## Your objective
Every line below that holds the string "structure" must be copied.

[Data about app and page elements]
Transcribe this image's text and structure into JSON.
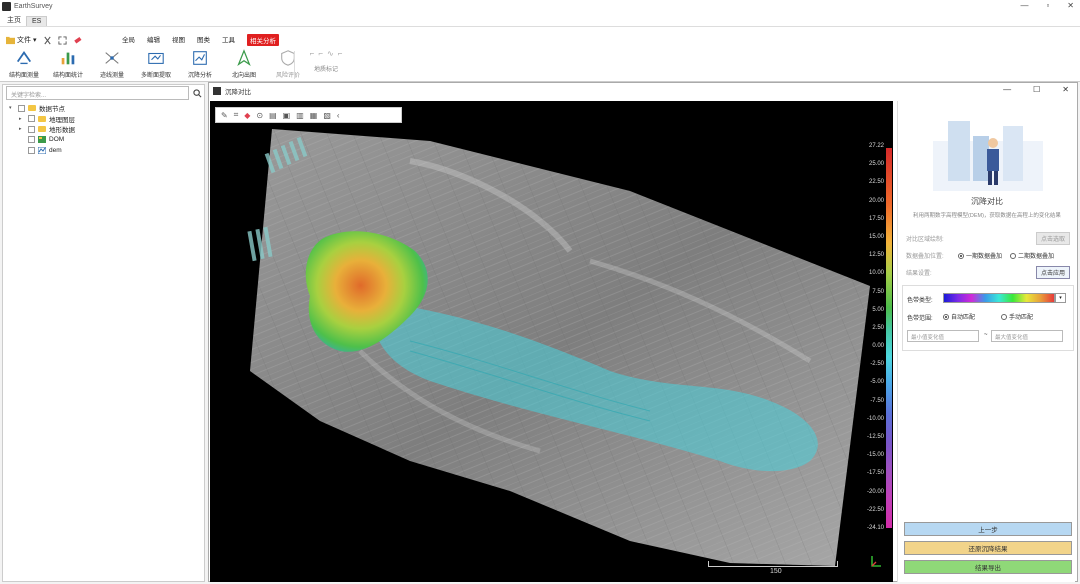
{
  "app": {
    "title": "EarthSurvey"
  },
  "window_controls": [
    "—",
    "▫",
    "✕"
  ],
  "tabs": [
    {
      "label": "主页",
      "active": false
    },
    {
      "label": "ES",
      "active": true
    }
  ],
  "ribbon": {
    "file_label": "文件",
    "menus": [
      "全局",
      "编辑",
      "视图",
      "图类",
      "工具",
      "相关分析"
    ],
    "tools": [
      {
        "label": "结构面测量",
        "icon": "structure-measure-icon"
      },
      {
        "label": "结构面统计",
        "icon": "structure-stats-icon"
      },
      {
        "label": "迹线测量",
        "icon": "trace-measure-icon"
      },
      {
        "label": "多断面提取",
        "icon": "multi-section-icon"
      },
      {
        "label": "沉降分析",
        "icon": "settlement-icon"
      },
      {
        "label": "北向出图",
        "icon": "north-export-icon"
      },
      {
        "label": "风险评价",
        "icon": "risk-assess-icon",
        "disabled": true
      }
    ],
    "mark_group_label": "地质标记"
  },
  "layers": {
    "search_placeholder": "关键字检索...",
    "items": [
      {
        "label": "数据节点",
        "level": 0,
        "arrow": "▾",
        "kind": "folder"
      },
      {
        "label": "地理图层",
        "level": 1,
        "arrow": "▸",
        "kind": "folder"
      },
      {
        "label": "地形数据",
        "level": 1,
        "arrow": "▸",
        "kind": "folder"
      },
      {
        "label": "DOM",
        "level": 1,
        "arrow": "",
        "kind": "dom"
      },
      {
        "label": "dem",
        "level": 1,
        "arrow": "",
        "kind": "dem"
      }
    ]
  },
  "document": {
    "title": "沉降对比",
    "controls": [
      "—",
      "☐",
      "✕"
    ]
  },
  "colorbar": {
    "labels": [
      "27.22",
      "25.00",
      "22.50",
      "20.00",
      "17.50",
      "15.00",
      "12.50",
      "10.00",
      "7.50",
      "5.00",
      "2.50",
      "0.00",
      "-2.50",
      "-5.00",
      "-7.50",
      "-10.00",
      "-12.50",
      "-15.00",
      "-17.50",
      "-20.00",
      "-22.50",
      "-24.10"
    ]
  },
  "scale": {
    "label": "150"
  },
  "panel": {
    "title": "沉降对比",
    "description": "利用两期数字高程模型(DEM)，获取数据在高程上的变化结果",
    "compare_region_label": "对比区域绘制:",
    "compare_region_button": "点击选取",
    "overlay_label": "数据叠加位置:",
    "overlay_options": [
      "一期数据叠加",
      "二期数据叠加"
    ],
    "overlay_selected": 0,
    "result_label": "结果设置:",
    "result_button": "点击应用",
    "colormap_label": "色带类型:",
    "colormode_label": "色带范围:",
    "colormode_options": [
      "自动匹配",
      "手动匹配"
    ],
    "colormode_selected": 0,
    "min_placeholder": "最小值变化值",
    "max_placeholder": "最大值变化值",
    "range_sep": "~",
    "buttons": [
      {
        "label": "上一步",
        "color": "#b7d8f2"
      },
      {
        "label": "还原沉降结果",
        "color": "#f2d48a"
      },
      {
        "label": "结果导出",
        "color": "#8fd878"
      }
    ]
  }
}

## Result of the exercise
Transcribe this image's text and structure into JSON.
        "icon": "structure-measure-icon"
        "icon": "structure-stats-icon"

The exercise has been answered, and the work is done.